*** EXERCISE MATERIALS

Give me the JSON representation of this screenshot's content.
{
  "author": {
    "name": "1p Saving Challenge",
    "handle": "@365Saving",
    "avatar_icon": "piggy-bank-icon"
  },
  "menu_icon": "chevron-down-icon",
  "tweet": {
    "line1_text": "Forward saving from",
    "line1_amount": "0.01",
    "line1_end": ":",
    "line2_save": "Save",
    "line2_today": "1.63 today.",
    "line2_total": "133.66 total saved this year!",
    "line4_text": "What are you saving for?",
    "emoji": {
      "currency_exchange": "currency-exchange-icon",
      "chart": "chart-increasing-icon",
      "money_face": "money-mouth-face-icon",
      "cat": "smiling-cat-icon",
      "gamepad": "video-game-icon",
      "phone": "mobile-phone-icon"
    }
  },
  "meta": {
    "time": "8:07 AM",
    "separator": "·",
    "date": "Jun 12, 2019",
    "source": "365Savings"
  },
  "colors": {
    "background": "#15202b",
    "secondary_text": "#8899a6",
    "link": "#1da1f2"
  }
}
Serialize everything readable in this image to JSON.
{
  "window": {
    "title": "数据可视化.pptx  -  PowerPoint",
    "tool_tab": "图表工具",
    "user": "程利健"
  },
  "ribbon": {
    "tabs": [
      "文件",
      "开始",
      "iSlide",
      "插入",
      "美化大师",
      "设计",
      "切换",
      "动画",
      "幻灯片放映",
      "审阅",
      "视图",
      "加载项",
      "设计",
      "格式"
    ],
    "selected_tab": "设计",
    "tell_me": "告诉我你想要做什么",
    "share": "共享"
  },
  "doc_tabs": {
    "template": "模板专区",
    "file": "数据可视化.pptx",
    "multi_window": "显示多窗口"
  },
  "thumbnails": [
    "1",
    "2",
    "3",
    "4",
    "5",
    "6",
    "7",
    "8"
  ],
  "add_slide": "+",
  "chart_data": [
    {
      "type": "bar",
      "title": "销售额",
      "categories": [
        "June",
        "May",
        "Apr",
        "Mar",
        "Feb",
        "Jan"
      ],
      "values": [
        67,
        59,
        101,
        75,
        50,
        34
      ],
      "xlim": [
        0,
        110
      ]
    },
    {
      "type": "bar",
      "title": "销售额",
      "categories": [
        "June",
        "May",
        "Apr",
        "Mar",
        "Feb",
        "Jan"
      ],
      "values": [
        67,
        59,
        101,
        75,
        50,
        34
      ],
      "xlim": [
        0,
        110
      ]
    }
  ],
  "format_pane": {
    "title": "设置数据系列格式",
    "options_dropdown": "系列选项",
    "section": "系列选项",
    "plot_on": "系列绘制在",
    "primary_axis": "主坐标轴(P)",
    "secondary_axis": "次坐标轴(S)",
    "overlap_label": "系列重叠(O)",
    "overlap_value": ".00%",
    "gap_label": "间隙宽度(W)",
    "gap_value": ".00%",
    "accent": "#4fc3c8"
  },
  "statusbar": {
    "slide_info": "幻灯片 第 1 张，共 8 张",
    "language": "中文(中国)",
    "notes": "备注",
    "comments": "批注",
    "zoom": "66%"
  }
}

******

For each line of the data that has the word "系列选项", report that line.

== ANSWER BOX ==
    "options_dropdown": "系列选项",
    "section": "系列选项",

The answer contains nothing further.